There’s not a liberal America and a conservative America,” Barack Obama said. “There’s the United States of America. . . . We worship an awesome God in the blue states, and we don’t like federal agents poking around in our libraries in the red states. We coach Little League in the blue states and, yes, we’ve got some gay friends in the red states. . . . We are one people, all of us pledging allegiance to the Stars and Stripes, all of us defending the United States of America.”

Those powerful words, and the powerful hope they expressed, helped propel Obama to the presidency and, ultimately, to his bitter reelection struggle against Mitt Romney.

In 2012, though, his language, and that of his Democratic surrogates, is different: “Romnesia,” “Romney bet against America” and, in one television ad, “Mitt Romney — he’s not one of us.”

In 2004, Obama denounced “those who are preparing to divide us — the spin masters, the negative ad peddlers who embrace the politics of ‘anything goes.’ ” In this campaign, some of those people work for him.

What went wrong?

It’s not, as his worst detractors on the right would have it, that Barack Obama is some kind of unusually sinister politician, who revealed his true nature after taking office. Nor is it sufficient to protest, as Obama’s supporters do, that he had to respond in kind when faced with unprecedented GOP demonization.

The problem is simpler: Obama’s 2004 speech, though undoubtedly sincere, was not true. Americans were deeply divided then, and they are, if anything, more deeply divided now.

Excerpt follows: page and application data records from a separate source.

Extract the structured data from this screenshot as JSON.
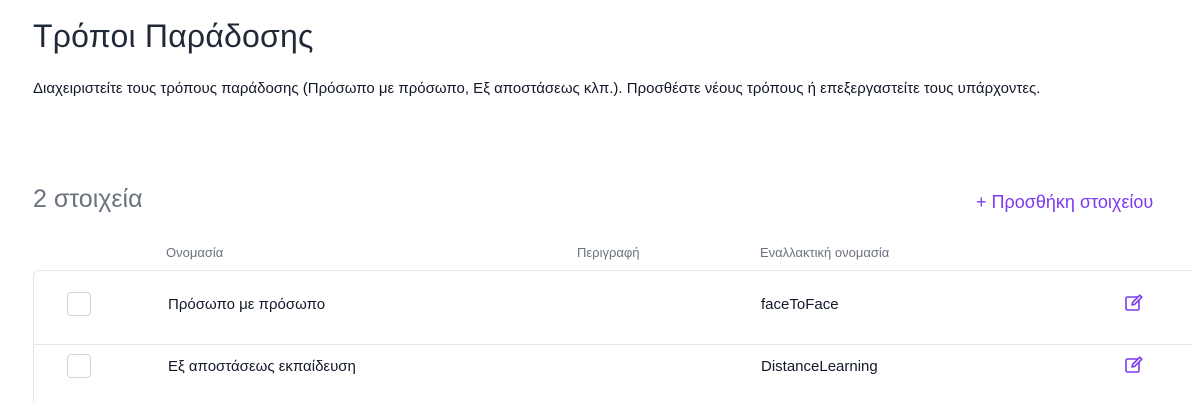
{
  "page": {
    "title": "Τρόποι Παράδοσης",
    "description": "Διαχειριστείτε τους τρόπους παράδοσης (Πρόσωπο με πρόσωπο, Εξ αποστάσεως κλπ.). Προσθέστε νέους τρόπους ή επεξεργαστείτε τους υπάρχοντες."
  },
  "list": {
    "count_label": "2 στοιχεία",
    "add_label": "+ Προσθήκη στοιχείου",
    "columns": {
      "name": "Ονομασία",
      "description": "Περιγραφή",
      "alt_name": "Εναλλακτική ονομασία"
    },
    "rows": [
      {
        "name": "Πρόσωπο με πρόσωπο",
        "description": "",
        "alt_name": "faceToFace"
      },
      {
        "name": "Εξ αποστάσεως εκπαίδευση",
        "description": "",
        "alt_name": "DistanceLearning"
      }
    ]
  },
  "colors": {
    "accent": "#7c3aed",
    "muted_text": "#6b7280",
    "border": "#e5e7eb"
  },
  "icons": {
    "edit": "edit-icon"
  }
}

Polarization has reached the point where party affiliation predicts a person’s beliefs better than race, education, income, religiosity or gender, according to a remarkable study published in June by the Pew Research Center. More ominous, to anyone familiar with the political history of 19th-century America, is that party and ideology overlap heavily with geography.

Divergent social systems, founded in divergent value systems, are taking root in different regions. Are there really no red states and no blue states? Only if you think it’s an accident that public-sector unionism is weakest below the Mason-Dixon line, or that almost all of the states that allow same-sex marriage are in the Northeast.

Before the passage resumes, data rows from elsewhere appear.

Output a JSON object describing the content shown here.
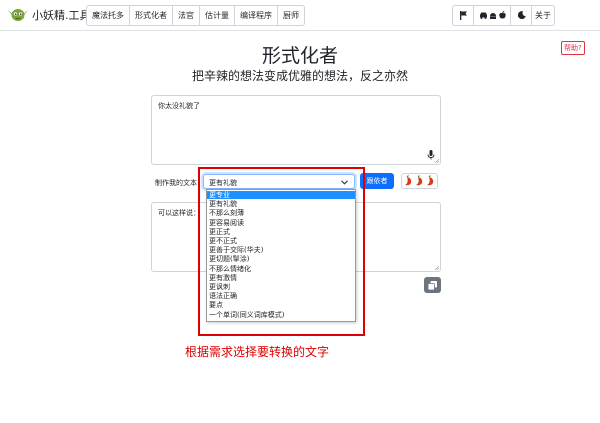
{
  "header": {
    "brand": "小妖精.工具",
    "tabs": [
      {
        "label": "魔法托多"
      },
      {
        "label": "形式化者"
      },
      {
        "label": "法官"
      },
      {
        "label": "估计量"
      },
      {
        "label": "编译程序"
      },
      {
        "label": "厨师"
      }
    ],
    "about_label": "关于"
  },
  "main": {
    "title": "形式化者",
    "subtitle": "把辛辣的想法变成优雅的想法，反之亦然",
    "help_label": "帮助?",
    "input_text": "你太没礼貌了",
    "output_text": "可以这样说：",
    "control_label": "制作我的文本",
    "selected_option": "更有礼貌",
    "go_label": "跟依者"
  },
  "dropdown": {
    "options": [
      {
        "label": "更专业",
        "selected": true
      },
      {
        "label": "更有礼貌",
        "selected": false
      },
      {
        "label": "不那么刻薄",
        "selected": false
      },
      {
        "label": "更容易阅读",
        "selected": false
      },
      {
        "label": "更正式",
        "selected": false
      },
      {
        "label": "更不正式",
        "selected": false
      },
      {
        "label": "更善于交际(华夫)",
        "selected": false
      },
      {
        "label": "更切题(掣涂)",
        "selected": false
      },
      {
        "label": "不那么情绪化",
        "selected": false
      },
      {
        "label": "更有激情",
        "selected": false
      },
      {
        "label": "更讽刺",
        "selected": false
      },
      {
        "label": "语法正确",
        "selected": false
      },
      {
        "label": "要点",
        "selected": false
      },
      {
        "label": "一个单词(同义词库模式)",
        "selected": false
      }
    ]
  },
  "annotation": {
    "caption": "根据需求选择要转换的文字",
    "color": "#e00000"
  },
  "colors": {
    "primary": "#0d6efd",
    "highlight": "#1e90ff",
    "danger": "#dc3545",
    "secondary": "#6c757d"
  },
  "icons": [
    "goblin-logo-icon",
    "flag-icon",
    "car-icon",
    "android-icon",
    "apple-icon",
    "moon-icon",
    "microphone-icon",
    "chevron-down-icon",
    "chili-pepper-icon",
    "copy-icon"
  ]
}
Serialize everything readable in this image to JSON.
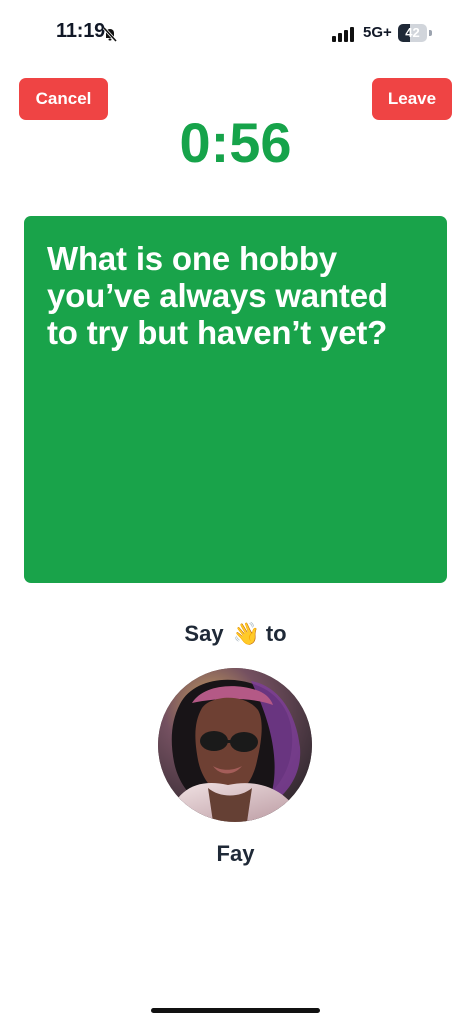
{
  "status_bar": {
    "time": "11:19",
    "network": "5G+",
    "battery": 42,
    "icons": [
      "bell-slash-icon",
      "signal-icon",
      "battery-icon"
    ]
  },
  "header": {
    "cancel_label": "Cancel",
    "leave_label": "Leave",
    "timer": "0:56"
  },
  "question": {
    "text": "What is one hobby you’ve always wanted to try but haven’t yet?"
  },
  "greeting": {
    "prefix": "Say",
    "emoji": "👋",
    "suffix": "to"
  },
  "contact": {
    "name": "Fay"
  },
  "colors": {
    "timer_green": "#16a34a",
    "card_green": "#19a34a",
    "button_red": "#ef4444"
  }
}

Meanwhile, pundits and politicians spend far more energy on mockery and hatred than on mutual comprehension.

This is why Obama is now the second president in a row to win election as a uniter — and then campaign for reelection by trashing his opponent and herding his party’s base to the polls.

No doubt the president would reject this comparison with George W. Bush. But I mean it as a statement of reality, not an accusation. This is just the way presidential politics works in a polarized milieu. And for all his charisma and good intentions, Obama could not transform that dynamic, or even resist it.

As if conceding the point, Obama offers 2012 voters not hope but “a choice between two fundamentally different visions for America.” Romney, too, paints his disagreements with the president in stark terms — leavened, of late, by pledges of bipartisan cooperation faintly reminiscent of those that helped Bush and Obama win, but no more plausible.

Both men promise the party faithful that electoral victory will mean policy triumph; if recent history has shown anything, though, it is that neither party is strong enough to impose its agenda. Nor is there much to be gained from conventional legislative compromise. The country’s financial problems are too great for piecemeal solutions, and the parties’ differences on how to solve them are too big to split.

Our predicament calls for a different kind of politics — in the tradition of the sectional Great Compromises of pre-Civil War America, including the deals embodied in the Constitution itself.

In those grand bargains, seemingly irreconcilable factions stopped trying to crush each other, at least for a time, and exchanged concessions on principle for the greater good of political stability. It was the domestic equivalent of land for peace.

Though they preserved the Union for decades, the Compromises were fatally tainted by slavery and thus could not ultimately stave off national breakdown.

Prospects for durable compromise today are accordingly brighter — assuming the winners in Tuesday’s elections learn from the past 12 years’ worth of partisan uniting and dividing.